» Your objective
Collect all lines from the records below that include the word "开启修改".

****************

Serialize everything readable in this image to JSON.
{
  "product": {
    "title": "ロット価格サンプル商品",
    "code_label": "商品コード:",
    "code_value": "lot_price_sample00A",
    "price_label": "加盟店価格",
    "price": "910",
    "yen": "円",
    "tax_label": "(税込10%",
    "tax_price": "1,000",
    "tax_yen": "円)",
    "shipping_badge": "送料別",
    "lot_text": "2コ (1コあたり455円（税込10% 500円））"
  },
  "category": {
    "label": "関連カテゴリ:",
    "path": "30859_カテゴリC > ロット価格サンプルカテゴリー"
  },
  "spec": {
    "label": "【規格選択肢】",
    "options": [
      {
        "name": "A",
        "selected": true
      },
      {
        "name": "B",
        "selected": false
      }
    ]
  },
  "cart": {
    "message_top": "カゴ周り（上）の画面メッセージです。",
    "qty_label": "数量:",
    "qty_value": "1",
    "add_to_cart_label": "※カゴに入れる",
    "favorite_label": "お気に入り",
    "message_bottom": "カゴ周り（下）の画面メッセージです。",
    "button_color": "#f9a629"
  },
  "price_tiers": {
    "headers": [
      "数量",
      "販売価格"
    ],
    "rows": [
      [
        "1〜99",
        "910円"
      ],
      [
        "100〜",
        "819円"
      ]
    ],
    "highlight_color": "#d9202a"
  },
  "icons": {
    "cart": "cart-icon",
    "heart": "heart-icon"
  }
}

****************

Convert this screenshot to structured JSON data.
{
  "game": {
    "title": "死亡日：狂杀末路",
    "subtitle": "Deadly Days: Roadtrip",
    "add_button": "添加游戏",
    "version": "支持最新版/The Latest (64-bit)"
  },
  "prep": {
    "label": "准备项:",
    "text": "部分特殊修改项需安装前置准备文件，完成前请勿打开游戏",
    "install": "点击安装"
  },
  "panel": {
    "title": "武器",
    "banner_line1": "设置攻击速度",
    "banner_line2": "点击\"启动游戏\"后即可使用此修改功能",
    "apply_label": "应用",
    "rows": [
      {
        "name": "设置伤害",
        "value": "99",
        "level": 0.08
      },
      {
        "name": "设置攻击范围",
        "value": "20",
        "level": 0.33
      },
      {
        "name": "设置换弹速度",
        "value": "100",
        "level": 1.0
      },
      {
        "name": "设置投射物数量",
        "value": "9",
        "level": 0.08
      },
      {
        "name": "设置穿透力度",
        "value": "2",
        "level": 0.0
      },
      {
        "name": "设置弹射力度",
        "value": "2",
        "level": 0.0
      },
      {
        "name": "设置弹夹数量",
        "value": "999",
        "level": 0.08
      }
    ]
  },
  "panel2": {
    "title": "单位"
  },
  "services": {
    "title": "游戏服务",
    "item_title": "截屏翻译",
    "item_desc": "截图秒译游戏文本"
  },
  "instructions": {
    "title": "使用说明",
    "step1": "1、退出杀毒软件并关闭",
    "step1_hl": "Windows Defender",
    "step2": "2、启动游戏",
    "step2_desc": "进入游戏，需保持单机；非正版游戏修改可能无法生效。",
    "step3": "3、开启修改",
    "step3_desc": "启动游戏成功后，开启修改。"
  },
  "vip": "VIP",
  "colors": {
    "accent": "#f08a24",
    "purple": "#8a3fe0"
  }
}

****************

» Answer to the problem
    "step3": "3、开启修改",
    "step3_desc": "启动游戏成功后，开启修改。"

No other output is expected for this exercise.